### YOUR INSTRUCTIONS:
Which lines of the entries contain the string "this"? Please find them and copy them.

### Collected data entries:

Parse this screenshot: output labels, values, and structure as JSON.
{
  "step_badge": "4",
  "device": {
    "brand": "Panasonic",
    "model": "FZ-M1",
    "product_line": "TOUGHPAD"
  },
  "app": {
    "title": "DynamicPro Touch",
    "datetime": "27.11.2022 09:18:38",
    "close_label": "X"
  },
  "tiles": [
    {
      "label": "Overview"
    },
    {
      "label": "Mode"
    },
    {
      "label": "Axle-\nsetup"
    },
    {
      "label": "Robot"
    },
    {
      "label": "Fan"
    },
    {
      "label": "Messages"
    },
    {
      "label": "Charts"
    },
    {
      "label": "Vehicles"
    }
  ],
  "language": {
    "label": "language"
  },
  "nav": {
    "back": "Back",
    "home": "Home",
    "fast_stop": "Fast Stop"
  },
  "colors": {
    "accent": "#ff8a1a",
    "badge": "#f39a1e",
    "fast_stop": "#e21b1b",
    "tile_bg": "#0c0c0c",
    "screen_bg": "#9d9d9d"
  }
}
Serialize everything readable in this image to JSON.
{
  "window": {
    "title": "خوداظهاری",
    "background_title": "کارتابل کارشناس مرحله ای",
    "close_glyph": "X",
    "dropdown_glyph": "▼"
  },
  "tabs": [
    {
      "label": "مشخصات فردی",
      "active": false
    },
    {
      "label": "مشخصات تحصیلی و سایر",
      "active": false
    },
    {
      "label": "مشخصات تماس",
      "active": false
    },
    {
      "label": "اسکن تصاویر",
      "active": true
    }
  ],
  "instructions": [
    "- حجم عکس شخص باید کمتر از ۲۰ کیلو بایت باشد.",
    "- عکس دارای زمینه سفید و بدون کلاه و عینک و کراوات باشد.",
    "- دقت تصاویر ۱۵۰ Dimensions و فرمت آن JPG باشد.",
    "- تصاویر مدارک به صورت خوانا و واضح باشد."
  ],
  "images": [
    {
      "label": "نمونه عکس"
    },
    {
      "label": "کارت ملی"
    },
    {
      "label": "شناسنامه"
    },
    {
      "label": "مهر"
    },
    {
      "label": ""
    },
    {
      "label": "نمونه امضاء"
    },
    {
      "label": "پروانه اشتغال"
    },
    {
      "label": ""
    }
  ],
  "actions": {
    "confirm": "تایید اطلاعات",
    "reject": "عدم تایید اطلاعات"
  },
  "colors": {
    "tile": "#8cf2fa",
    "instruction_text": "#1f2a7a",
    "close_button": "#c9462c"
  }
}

### REPLY:
Parse this screenshot: output labels, values, and structure as JSON.
Serialize everything readable in this image to JSON.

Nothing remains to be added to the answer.